Because of that third fact listed above, I'm OK with the true nature of the tree of the knowledge of good and evil remaining perhaps a bit of a mystery, and I'm OK with continuing to be curious about it, but ultimately, in the end, it doesn't really matter because I have been given the grace to walk in full union with God and to eat of all the trees of all of Eden for the rest of all time with this simple choice.
And one last thing—in case you find this whole tree theology thing to be interesting and want to take an even deeper dive.
I recently discovered the book Reforesting Faith: What Trees Teach Us About the Nature of God and His Love for Us. This intriguing walk through all way trees are woven into religion and the Bible, written by former physician and carpenter Dr. Matthew Sleeth, makes the convincing case that trees reveal more about God and faith than I could have ever imagined. Any spiritually-minded person looking to reconnect to the natural world will relish this passionate call to a tree-aware stewardship of the Earth. Fifteen years ago, Dr. Sleeth believed that science and logic held the answers to everything. But when tragedy struck, he opened the Bible for the first time and was surprised to find that God chose to tell the gospel story through a trail of trees.
There’s the trees you just read about on the first page of Genesis, but also in the first psalm, on the first page of the New Testament, and on the last page of Revelation. The Bible’s wisdom is even referred to as a tree of life. Every major biblical character and every major theological event has a tree marking the spot. A tree was the only thing that could kill Jesus (a wooden cross), and the only thing Jesus ever harmed (a fig tree). Reforesting Faith is a rare read that builds bridges by connecting those who love the Creator with creation and those who love creation with the Creator. Sleeth explores the wonders of life, death, and rebirth through the trail of trees in Scripture. Once you discover the hidden language of trees, your walk through the woods or the Bible will never be the same.
My favorite quote from the book is when the author asks his son what superpower he would want, and his son said he'd want to be able to grow as many trees as he could as fast as possible, reasoning, “Think about it, Dad—you could plant mangrove trees and slow down a tsunami. A dense forest could stop an army. There’d be no more hunger. Everyone would have wood for houses and fires.”
Amen (and read the book for more).
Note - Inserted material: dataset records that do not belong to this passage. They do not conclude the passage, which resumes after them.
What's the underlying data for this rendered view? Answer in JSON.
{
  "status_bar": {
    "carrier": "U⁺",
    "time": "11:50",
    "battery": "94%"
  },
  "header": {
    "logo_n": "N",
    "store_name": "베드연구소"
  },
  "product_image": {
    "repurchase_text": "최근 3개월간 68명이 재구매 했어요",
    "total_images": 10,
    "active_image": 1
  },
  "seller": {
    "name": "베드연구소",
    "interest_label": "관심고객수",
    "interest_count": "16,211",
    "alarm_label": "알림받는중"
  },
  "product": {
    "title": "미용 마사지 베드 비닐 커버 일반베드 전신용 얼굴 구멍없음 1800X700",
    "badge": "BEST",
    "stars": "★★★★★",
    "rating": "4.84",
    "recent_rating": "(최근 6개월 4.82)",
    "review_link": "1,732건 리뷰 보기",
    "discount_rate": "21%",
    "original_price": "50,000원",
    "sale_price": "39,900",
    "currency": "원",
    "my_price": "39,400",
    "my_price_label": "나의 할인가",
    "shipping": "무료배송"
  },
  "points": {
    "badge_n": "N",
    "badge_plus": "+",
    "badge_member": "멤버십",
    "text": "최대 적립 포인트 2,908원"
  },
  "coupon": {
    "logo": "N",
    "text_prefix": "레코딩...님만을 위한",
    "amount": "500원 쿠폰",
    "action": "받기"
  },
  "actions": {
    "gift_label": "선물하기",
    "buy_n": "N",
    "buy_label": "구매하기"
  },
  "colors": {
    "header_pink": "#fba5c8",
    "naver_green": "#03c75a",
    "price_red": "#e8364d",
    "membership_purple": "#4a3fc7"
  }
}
So, what do you think the tree of the knowledge of good and evil was, and why do you think it was created? I'd love to hear your own feedback and thoughts, and any studying up you've done on this matter! Leave your comments, questions, and feedback below. I read them all.